The Reason: “I love my ____ so much that I want one just like them.”
The Reality: Animals are as many individuals as people, and will no more be a copy of their parents then you are a copy of yours. There may be similarities indisposition, but you are not guaranteed to have a baby just like your current pet and will be risking their health and welfare to breed them. You will also be giving up time you have to spend with them in socializing their offspring.
The Reason: “There’s only going to be a few babies, we can keep them.”
The Reality: The idea that there will be ‘only a few’ can get you into a lot of trouble very quickly. To use mice as an example, a female mouse can conceive at four weeks of age. Gestation takes between 19-21 days. The average litter is between 5-8 pups who will not be weaned until 3 weeks of age. A large litter can be around 14 pups. This means you will have a one week window in between when your mice will be weaned and when they can start breeding with each other.
This means if you have one pregnant mouse, in one month it’s eight offspring can potentially have 80 mice, in two months its offspring can have 400 mice. Next month those mice can have 2000 more pups. Are you prepared to give a home or find the proper homes for all of them?
Gender separation is very important and it can be very hard to do on youngsters before it is too late.
The Reason: “We can always find a home somehow for them”
The Reality: Pets that are given away for free or at a low cost to people without talking about them about the real care needs and responsibility of pet care are at a high risk to be neglected, abused or abandoned. Many people who tire of a pet will “let them free” out into the wild, which often means the pet that you breed will suffer starvation or dehydration before dying if they are not killed by a predator first. Small animals abandoned at shelters are at a high risk for euthanasia as many people do not even think to go to a shelter to adopt a small animal.
Breeding for Profit

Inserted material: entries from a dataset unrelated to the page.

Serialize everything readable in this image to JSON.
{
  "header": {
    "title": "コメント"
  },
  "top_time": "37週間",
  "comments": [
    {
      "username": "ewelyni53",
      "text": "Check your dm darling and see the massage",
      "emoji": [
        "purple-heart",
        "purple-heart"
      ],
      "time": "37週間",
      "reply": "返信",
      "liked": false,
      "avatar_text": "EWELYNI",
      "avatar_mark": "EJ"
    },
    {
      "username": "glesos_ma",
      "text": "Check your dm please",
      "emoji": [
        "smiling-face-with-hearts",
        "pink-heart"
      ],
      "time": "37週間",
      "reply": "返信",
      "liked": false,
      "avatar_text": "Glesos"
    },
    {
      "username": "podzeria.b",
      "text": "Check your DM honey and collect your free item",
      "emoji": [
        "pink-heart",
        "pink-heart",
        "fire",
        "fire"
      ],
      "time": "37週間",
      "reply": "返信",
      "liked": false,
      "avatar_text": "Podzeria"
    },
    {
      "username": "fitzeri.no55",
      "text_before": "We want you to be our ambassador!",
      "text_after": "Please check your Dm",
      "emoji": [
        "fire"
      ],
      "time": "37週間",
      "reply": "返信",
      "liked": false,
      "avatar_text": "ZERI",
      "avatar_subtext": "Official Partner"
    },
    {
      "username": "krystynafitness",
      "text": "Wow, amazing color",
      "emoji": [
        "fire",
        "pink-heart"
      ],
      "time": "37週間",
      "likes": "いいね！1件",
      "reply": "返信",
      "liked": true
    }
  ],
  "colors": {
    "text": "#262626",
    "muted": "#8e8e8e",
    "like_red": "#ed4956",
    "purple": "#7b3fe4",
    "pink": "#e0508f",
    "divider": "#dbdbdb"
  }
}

Breeding for Profit seldom works unless it is at the expense of the animals. If you are not breeding Show Quality animals and competing in species-specific shows and building a reputation as having exceptional stock, your average small animal will not net you much profit at all.
Here we have outlined the basic cost for breeding, assuming that you are purchasing rats for breeding from a common pet store (and not more expensive rats that are good breeding stock), second-hand habitats and supplies, are not purchasing any toys, and do not need to spend any money for medical care:
- Purchase 1 Pair of Breeding Rats – $20
- 2 Cages, 1 Suitable for Breeding and 1 to house the Male Rat – $60
- Enough Rat Food to last breeding pair and resulting litter from the First Mating to Weaning of Babies – $30
- Enough Aspen Shavings to last Breeding Pair and Litter from First Mating to Weaning of Babies – $20
- Water Bottles & Food Bowls – $20
Your Initial Investment: $150
On a base level, we will also assume that you are spending one hour a day socializing all of the animals, two hours a week feeding and changing water bottles, and two hours a week cleaning all of their cages and supplies. This totals to 11 hours a week of your time invested.
Now, assuming that your female rat has ten babies that you sell for $10 each, and socialize for one hour a day until they are weaned (weaned at four weeks and kept until five weeks to ensure they are healthy and thriving past weaning) and ready to go to new homes. You will have lost $50 and have invested 35 hours in socializing the babies without making any profit.
Assuming that you breed and sell enough litters to pay for your initial investment of supplies, you will be making $5.50 an hour for your time. With this money, you will also need to purchase food and bedding for your animals. You will also need to provide medical care for any rats that become ill during this time, or purchase extra cages if a group of rats starts fighting and needs to be split up.
Does it still seem so profitable?